_EXERCISE PROMPT:_ Count the lines below that include the word "label", then give that number and no other words.

(Data records for software interfaces)
++++++++++++++++++++

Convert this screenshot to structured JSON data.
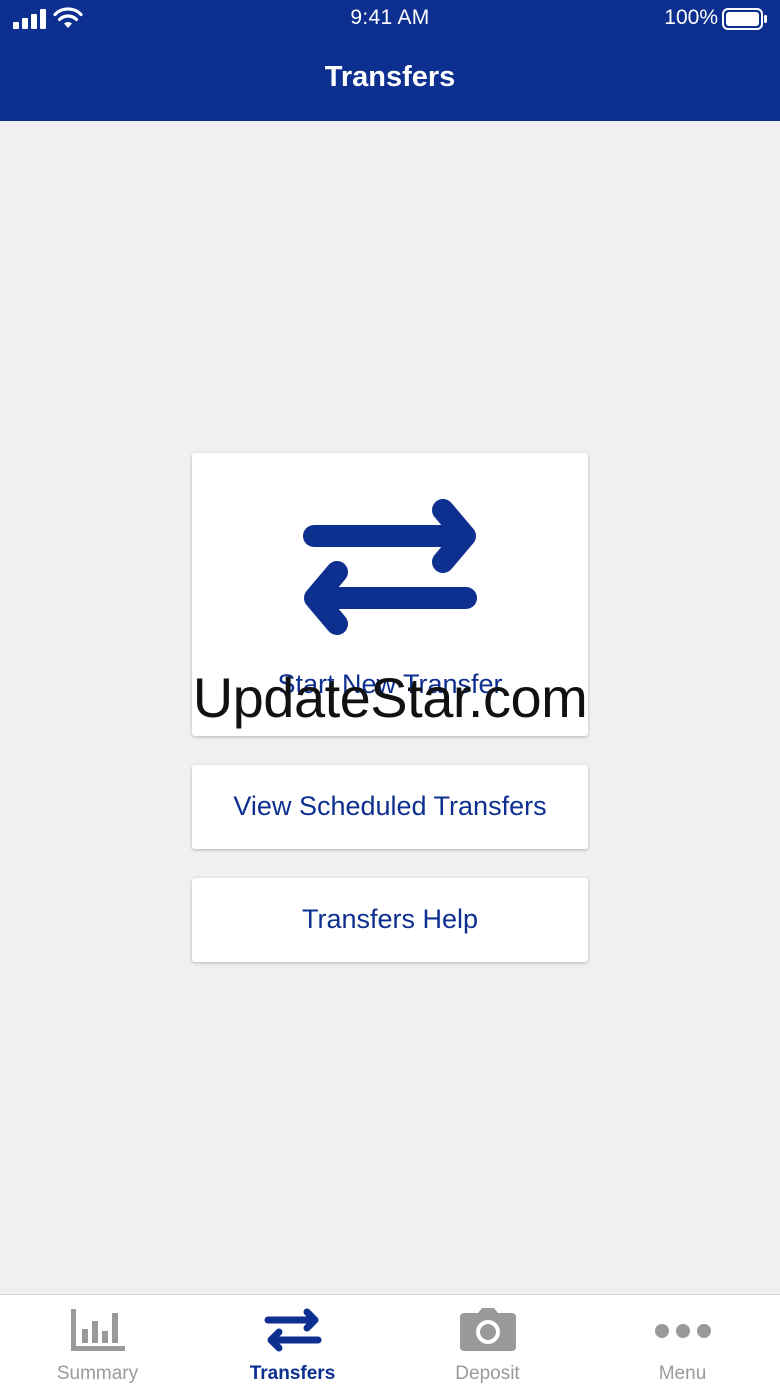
{
  "status_bar": {
    "time": "9:41 AM",
    "battery": "100%"
  },
  "header": {
    "title": "Transfers"
  },
  "actions": {
    "start_new": "Start New Transfer",
    "view_scheduled": "View Scheduled Transfers",
    "help": "Transfers Help"
  },
  "watermark": "UpdateStar.com",
  "tabs": [
    {
      "label": "Summary",
      "icon": "bar-chart-icon",
      "active": false
    },
    {
      "label": "Transfers",
      "icon": "swap-arrows-icon",
      "active": true
    },
    {
      "label": "Deposit",
      "icon": "camera-icon",
      "active": false
    },
    {
      "label": "Menu",
      "icon": "more-dots-icon",
      "active": false
    }
  ],
  "colors": {
    "brand": "#0d2f8f",
    "background": "#f0f0f0",
    "inactive_tab": "#9a9a9a"
  }
}
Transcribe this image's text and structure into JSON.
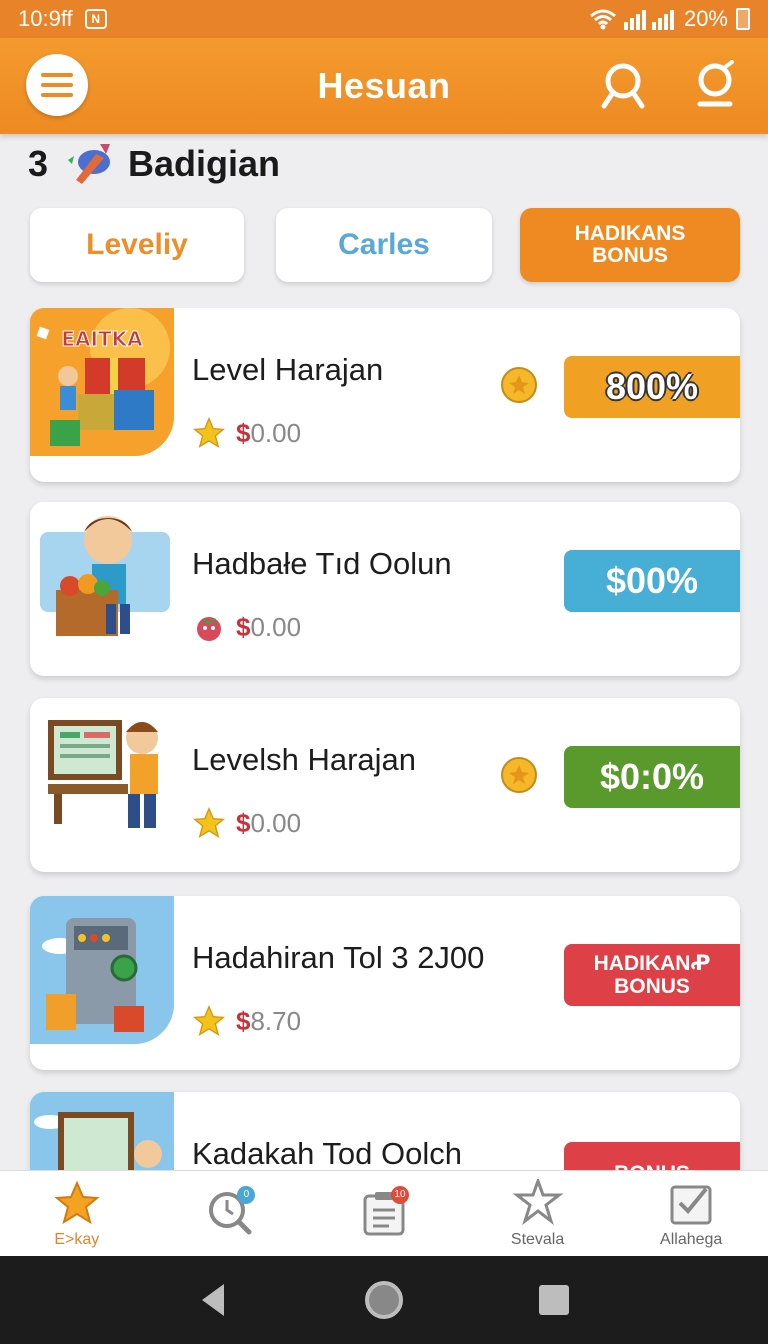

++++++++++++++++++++

_SOLUTION FOR THIS PROBLEM:_ 4